Excerpted records below:
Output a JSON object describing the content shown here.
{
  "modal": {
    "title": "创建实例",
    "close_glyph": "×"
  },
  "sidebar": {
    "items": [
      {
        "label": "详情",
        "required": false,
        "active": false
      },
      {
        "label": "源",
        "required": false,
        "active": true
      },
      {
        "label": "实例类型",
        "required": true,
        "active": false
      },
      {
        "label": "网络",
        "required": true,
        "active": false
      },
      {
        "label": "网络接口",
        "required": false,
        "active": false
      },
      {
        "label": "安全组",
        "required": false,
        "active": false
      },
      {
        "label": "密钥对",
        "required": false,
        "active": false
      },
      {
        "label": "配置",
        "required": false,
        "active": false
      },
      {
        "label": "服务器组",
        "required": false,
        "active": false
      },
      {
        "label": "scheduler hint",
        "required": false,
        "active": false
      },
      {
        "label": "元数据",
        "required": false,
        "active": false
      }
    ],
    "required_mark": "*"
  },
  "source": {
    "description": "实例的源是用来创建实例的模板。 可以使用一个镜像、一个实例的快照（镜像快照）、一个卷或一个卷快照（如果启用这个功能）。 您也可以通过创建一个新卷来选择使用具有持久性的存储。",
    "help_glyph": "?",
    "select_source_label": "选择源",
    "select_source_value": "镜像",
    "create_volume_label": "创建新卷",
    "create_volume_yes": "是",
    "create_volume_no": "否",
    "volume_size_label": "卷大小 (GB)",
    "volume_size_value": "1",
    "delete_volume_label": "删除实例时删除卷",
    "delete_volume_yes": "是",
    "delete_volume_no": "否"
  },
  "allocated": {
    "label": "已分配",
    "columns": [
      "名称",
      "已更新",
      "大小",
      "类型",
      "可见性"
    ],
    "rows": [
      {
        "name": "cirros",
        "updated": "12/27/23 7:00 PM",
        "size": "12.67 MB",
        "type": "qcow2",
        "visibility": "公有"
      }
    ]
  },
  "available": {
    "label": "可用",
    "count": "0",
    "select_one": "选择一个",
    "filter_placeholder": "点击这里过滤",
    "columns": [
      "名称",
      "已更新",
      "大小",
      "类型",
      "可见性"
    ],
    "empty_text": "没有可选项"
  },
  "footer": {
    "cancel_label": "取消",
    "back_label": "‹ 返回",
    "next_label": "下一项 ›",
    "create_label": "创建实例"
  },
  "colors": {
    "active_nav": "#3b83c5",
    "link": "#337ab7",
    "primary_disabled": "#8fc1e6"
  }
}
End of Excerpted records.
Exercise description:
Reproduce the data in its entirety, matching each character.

Expected output:
Output a JSON object describing the content shown here.
{
  "modal": {
    "title": "创建实例",
    "close_glyph": "×"
  },
  "sidebar": {
    "items": [
      {
        "label": "详情",
        "required": false,
        "active": false
      },
      {
        "label": "源",
        "required": false,
        "active": true
      },
      {
        "label": "实例类型",
        "required": true,
        "active": false
      },
      {
        "label": "网络",
        "required": true,
        "active": false
      },
      {
        "label": "网络接口",
        "required": false,
        "active": false
      },
      {
        "label": "安全组",
        "required": false,
        "active": false
      },
      {
        "label": "密钥对",
        "required": false,
        "active": false
      },
      {
        "label": "配置",
        "required": false,
        "active": false
      },
      {
        "label": "服务器组",
        "required": false,
        "active": false
      },
      {
        "label": "scheduler hint",
        "required": false,
        "active": false
      },
      {
        "label": "元数据",
        "required": false,
        "active": false
      }
    ],
    "required_mark": "*"
  },
  "source": {
    "description": "实例的源是用来创建实例的模板。 可以使用一个镜像、一个实例的快照（镜像快照）、一个卷或一个卷快照（如果启用这个功能）。 您也可以通过创建一个新卷来选择使用具有持久性的存储。",
    "help_glyph": "?",
    "select_source_label": "选择源",
    "select_source_value": "镜像",
    "create_volume_label": "创建新卷",
    "create_volume_yes": "是",
    "create_volume_no": "否",
    "volume_size_label": "卷大小 (GB)",
    "volume_size_value": "1",
    "delete_volume_label": "删除实例时删除卷",
    "delete_volume_yes": "是",
    "delete_volume_no": "否"
  },
  "allocated": {
    "label": "已分配",
    "columns": [
      "名称",
      "已更新",
      "大小",
      "类型",
      "可见性"
    ],
    "rows": [
      {
        "name": "cirros",
        "updated": "12/27/23 7:00 PM",
        "size": "12.67 MB",
        "type": "qcow2",
        "visibility": "公有"
      }
    ]
  },
  "available": {
    "label": "可用",
    "count": "0",
    "select_one": "选择一个",
    "filter_placeholder": "点击这里过滤",
    "columns": [
      "名称",
      "已更新",
      "大小",
      "类型",
      "可见性"
    ],
    "empty_text": "没有可选项"
  },
  "footer": {
    "cancel_label": "取消",
    "back_label": "‹ 返回",
    "next_label": "下一项 ›",
    "create_label": "创建实例"
  },
  "colors": {
    "active_nav": "#3b83c5",
    "link": "#337ab7",
    "primary_disabled": "#8fc1e6"
  }
}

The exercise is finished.